While great research is often a requirement for an organization to discover new ground, it’s generally the experts themselves that bring context to thought leadership. It’s their practical field experience that marketers trust day-in and day-out to shape a firm’s point-of-view in the market. But, sometimes their field experience isn’t so accessible. Dave Rosenbaum, Editor in Chief of Bloom Group, will shine a spotlight on the biggest points of stress in the content development process and how to overcome them more effectively.
Inside McKinsey’s Thought Leadership Machine
The need to disseminate best practices and new ideas has been at the heart of McKinsey for well over 50 years. So much so that for a lot of executives, McKinsey’s insights have been a must read for decades. To close out Day One, McKinsey’s Charlie Barthold and Roberta Fusaro will share a peak inside the firm’s thought leadership operations. They’ll talk about how the firm perceives thought leadership, how it structures its marketing activities, and how the firm has organized itself to deliver world-class insights for decades.
Day Two: Digital Marketing That Turns Readers Into Revenue
The Optimal Thought Leadership Marketing Mix
Bob Buday, Founder of Bloom Group, will kick us back into action on the morning of Tuesday, November 7, with a discussion of the optimal marketing mix. Bob will talk about the importance of balancing your own channels with external ones, compare the purpose and efficacy of external publishing and self publishing, and provide guidance on how to pick the right channels for your firm.
Why B2B Firms Need to Up Their Article Submission Game
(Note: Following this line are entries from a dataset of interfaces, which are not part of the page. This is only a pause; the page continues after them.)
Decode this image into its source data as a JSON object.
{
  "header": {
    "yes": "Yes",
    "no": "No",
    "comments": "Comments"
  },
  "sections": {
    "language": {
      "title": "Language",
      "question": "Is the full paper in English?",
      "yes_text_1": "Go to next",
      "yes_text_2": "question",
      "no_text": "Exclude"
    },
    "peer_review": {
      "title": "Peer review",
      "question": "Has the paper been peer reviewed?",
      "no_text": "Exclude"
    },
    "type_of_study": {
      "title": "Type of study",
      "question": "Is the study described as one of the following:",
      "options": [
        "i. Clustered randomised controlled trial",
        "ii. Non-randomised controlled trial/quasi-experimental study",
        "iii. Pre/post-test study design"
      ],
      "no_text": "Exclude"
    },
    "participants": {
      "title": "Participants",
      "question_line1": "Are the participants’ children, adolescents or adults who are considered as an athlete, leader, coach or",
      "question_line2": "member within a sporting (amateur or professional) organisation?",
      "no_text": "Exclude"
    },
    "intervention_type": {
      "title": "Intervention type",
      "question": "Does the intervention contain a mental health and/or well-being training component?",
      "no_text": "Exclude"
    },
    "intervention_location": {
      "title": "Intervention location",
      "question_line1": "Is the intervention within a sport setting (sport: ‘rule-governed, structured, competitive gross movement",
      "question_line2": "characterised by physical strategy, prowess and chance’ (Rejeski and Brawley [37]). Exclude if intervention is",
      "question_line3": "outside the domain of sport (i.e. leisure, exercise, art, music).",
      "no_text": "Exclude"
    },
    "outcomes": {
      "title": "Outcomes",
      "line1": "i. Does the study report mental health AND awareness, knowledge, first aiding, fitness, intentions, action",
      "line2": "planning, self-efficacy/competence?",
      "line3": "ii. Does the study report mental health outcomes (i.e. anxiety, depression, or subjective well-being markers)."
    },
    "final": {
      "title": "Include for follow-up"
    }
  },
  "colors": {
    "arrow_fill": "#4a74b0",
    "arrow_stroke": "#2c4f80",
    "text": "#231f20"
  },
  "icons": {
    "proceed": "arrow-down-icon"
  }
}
Tim Parker, also of Bloom Group, will follow Bob with a talk on the bifurcation of media. While some publications will accept almost any external submissions with little more than a grammatical review, others have become more selective than they’ve ever been. It’s these latter publications that can bring broader reach to your efforts while inferring valuable credibility upon your firm’s expertise. Yet, the rapidly increasing demand for space within them has raised the bar on what it takes to get through the gates.
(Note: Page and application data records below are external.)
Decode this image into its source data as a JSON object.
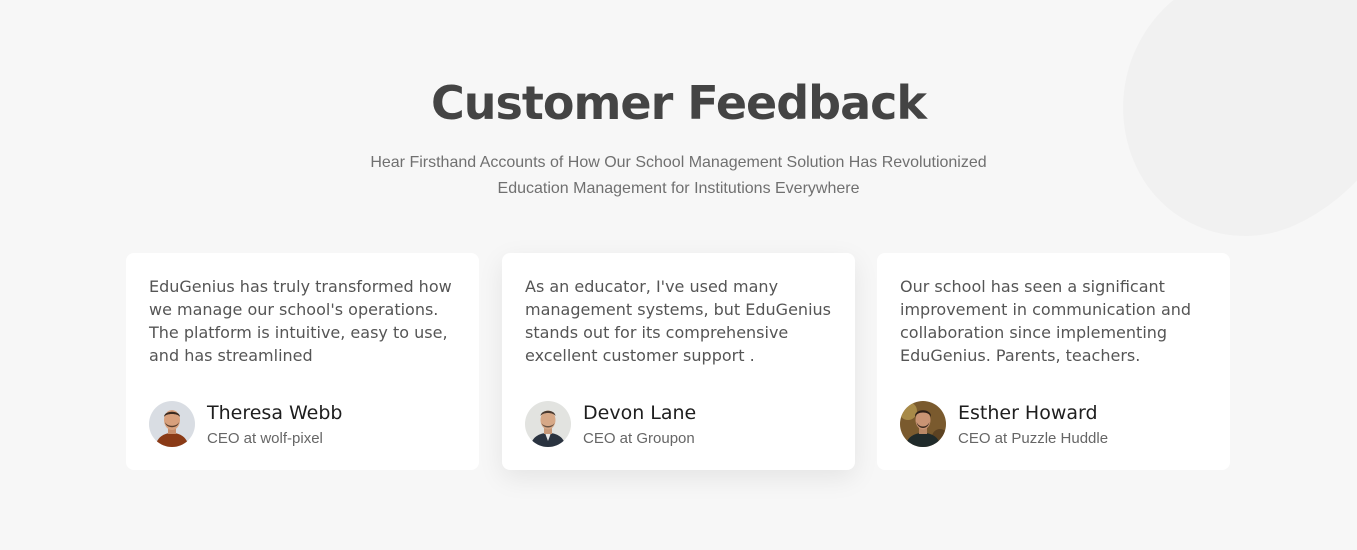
{
  "header": {
    "title": "Customer Feedback",
    "subtitle_lines": [
      "Hear Firsthand Accounts of How Our School Management Solution Has Revolutionized",
      "Education Management for Institutions Everywhere"
    ]
  },
  "testimonials": [
    {
      "quote_lines": [
        "EduGenius has truly transformed how",
        "we manage our school's operations.",
        "The platform is intuitive, easy to use,",
        "and has streamlined"
      ],
      "name": "Theresa Webb",
      "role": "CEO at wolf-pixel",
      "avatar_icon": "man-avatar-orange-shirt"
    },
    {
      "quote_lines": [
        "As an educator, I've used many",
        "management systems, but EduGenius",
        "stands out for its comprehensive",
        "excellent customer support ."
      ],
      "name": "Devon Lane",
      "role": "CEO at Groupon",
      "avatar_icon": "man-avatar-dark-jacket"
    },
    {
      "quote_lines": [
        "Our school has seen a significant",
        "improvement in communication and",
        "collaboration since implementing",
        "EduGenius. Parents, teachers."
      ],
      "name": "Esther Howard",
      "role": "CEO at Puzzle Huddle",
      "avatar_icon": "man-avatar-outdoor"
    }
  ],
  "colors": {
    "background": "#f7f7f7",
    "card": "#ffffff",
    "title": "#444444",
    "body_text": "#555555"
  }
}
Getting Published in the Most Respected Places
Fortunately, we have some talented senior editors from these very types of publications to bring us insight on what they’re looking for from interested authors. In separate but connected talks, Sarah Carmichael Green of Harvard Business Review and Fred Allen of Forbes, will explain their publishing models and readership, why authors choose to publish with them, what opportunities exist for external authors to contribute, and what they’re looking for from those external submissions.
Converting Readers into Leads and Revenue
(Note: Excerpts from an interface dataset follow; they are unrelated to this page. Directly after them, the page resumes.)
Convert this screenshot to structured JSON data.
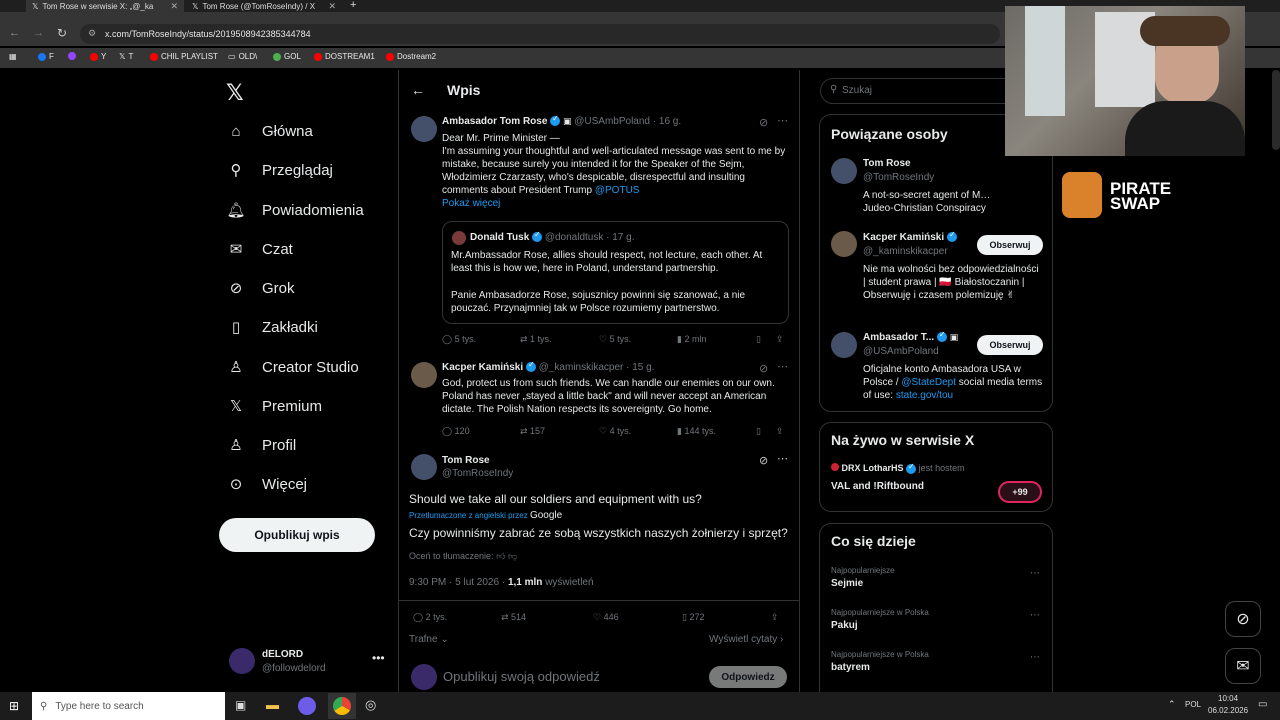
{
  "browser": {
    "tabs": [
      {
        "title": "Tom Rose w serwisie X: „@_ka"
      },
      {
        "title": "Tom Rose (@TomRoseIndy) / X"
      }
    ],
    "url": "x.com/TomRoseIndy/status/2019508942385344784",
    "bookmarks": [
      "F",
      "Y",
      "T",
      "CHIL PLAYLIST",
      "OLD\\",
      "GOL",
      "DOSTREAM1",
      "Dostream2"
    ]
  },
  "nav": {
    "items": [
      "Główna",
      "Przeglądaj",
      "Powiadomienia",
      "Czat",
      "Grok",
      "Zakładki",
      "Creator Studio",
      "Premium",
      "Profil",
      "Więcej"
    ],
    "post_button": "Opublikuj wpis",
    "account": {
      "name": "dELORD",
      "handle": "@followdelord"
    }
  },
  "header": {
    "title": "Wpis"
  },
  "tweet1": {
    "name": "Ambasador Tom Rose",
    "handle": "@USAmbPoland · 16 g.",
    "line1": "Dear Mr. Prime Minister —",
    "body": "I'm assuming your thoughtful and well-articulated message was sent to me by mistake, because surely you intended it for the Speaker of the Sejm, Włodzimierz Czarzasty, who's despicable, disrespectful and insulting comments about President Trump",
    "mention": "@POTUS",
    "show_more": "Pokaż więcej",
    "quote": {
      "name": "Donald Tusk",
      "handle": "@donaldtusk · 17 g.",
      "p1": "Mr.Ambassador Rose, allies should respect, not lecture, each other. At least this is how we, here in Poland, understand partnership.",
      "p2": "Panie Ambasadorze Rose, sojusznicy powinni się szanować, a nie pouczać. Przynajmniej tak w Polsce rozumiemy partnerstwo."
    },
    "stats": {
      "replies": "5 tys.",
      "reposts": "1 tys.",
      "likes": "5 tys.",
      "views": "2 mln"
    }
  },
  "tweet2": {
    "name": "Kacper Kamiński",
    "handle": "@_kaminskikacper · 15 g.",
    "body": "God, protect us from such friends. We can handle our enemies on our own. Poland has never „stayed a little back\" and will never accept an American dictate. The Polish Nation respects its sovereignty. Go home.",
    "stats": {
      "replies": "120",
      "reposts": "157",
      "likes": "4 tys.",
      "views": "144 tys."
    }
  },
  "main_tweet": {
    "name": "Tom Rose",
    "handle": "@TomRoseIndy",
    "body": "Should we take all our soldiers and equipment with us?",
    "translated_by": "Przetłumaczone z angielski przez",
    "google": "Google",
    "translation": "Czy powinniśmy zabrać ze sobą wszystkich naszych żołnierzy i sprzęt?",
    "rate": "Oceń to tłumaczenie:",
    "time": "9:30 PM · 5 lut 2026 ·",
    "views_count": "1,1 mln",
    "views_label": "wyświetleń",
    "stats": {
      "replies": "2 tys.",
      "reposts": "514",
      "likes": "446",
      "bookmarks": "272"
    },
    "sort": "Trafne",
    "show_quotes": "Wyświetl cytaty",
    "reply_placeholder": "Opublikuj swoją odpowiedź",
    "reply_button": "Odpowiedz"
  },
  "search": {
    "placeholder": "Szukaj"
  },
  "related": {
    "title": "Powiązane osoby",
    "people": [
      {
        "name": "Tom Rose",
        "handle": "@TomRoseIndy",
        "bio": "A not-so-secret agent of M… Judeo-Christian Conspiracy",
        "button": ""
      },
      {
        "name": "Kacper Kamiński",
        "handle": "@_kaminskikacper",
        "bio": "Nie ma wolności bez odpowiedzialności | student prawa | 🇵🇱 Białostoczanin | Obserwuję i czasem polemizuję ✌",
        "button": "Obserwuj"
      },
      {
        "name": "Ambasador T...",
        "handle": "@USAmbPoland",
        "bio": "Oficjalne konto Ambasadora USA w Polsce /",
        "bio_link": "@StateDept",
        "bio_end": "social media terms of use:",
        "bio_url": "state.gov/tou",
        "button": "Obserwuj"
      }
    ]
  },
  "live": {
    "title": "Na żywo w serwisie X",
    "host": "DRX LotharHS",
    "host_suffix": "jest hostem",
    "stream": "VAL and !Riftbound",
    "count": "+99"
  },
  "trends": {
    "title": "Co się dzieje",
    "items": [
      {
        "meta": "Najpopularniejsze",
        "name": "Sejmie"
      },
      {
        "meta": "Najpopularniejsze w Polska",
        "name": "Pakuj"
      },
      {
        "meta": "Najpopularniejsze w Polska",
        "name": "batyrem"
      }
    ]
  },
  "overlay": {
    "brand_line1": "PIRATE",
    "brand_line2": "SWAP"
  },
  "taskbar": {
    "search": "Type here to search",
    "lang": "POL",
    "time": "10:04",
    "date": "06.02.2026"
  }
}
After a morning discussing the efficacy and challenges inherent with external publishing, I’m going to flip the tables and talk about the increasingly critical role of self-publishing. Specifically, I’ll talk about the 3 reasons self-publishing needs to be a big part of your thought leadership mix, how clients use thought leadership in the buying process to make business decisions, and how you can use your firm’s website to make it easier both for potential clients to vet your firm and for you to vet them.
Conference Closing Session — Selling Thought Leadership to Your CEO
To close out the two days, Carl Davis, CEO of Array Architects will share his firm’s journey into thought leadership marketing. Carl will talk about the role he plays in driving thought leadership, how the initiative has led the firm into whole new lines of business, and how to help convince your CEO to become an active participant even if he or she is not one now.
Of course there will be ample time for peer-to-peer sharing. With the event under a month away, now’s the time to register. Early bird rates end on Friday and the room is closing quickly. If your firm competes on thought leadership or has the desire to do so, I hope to see you there.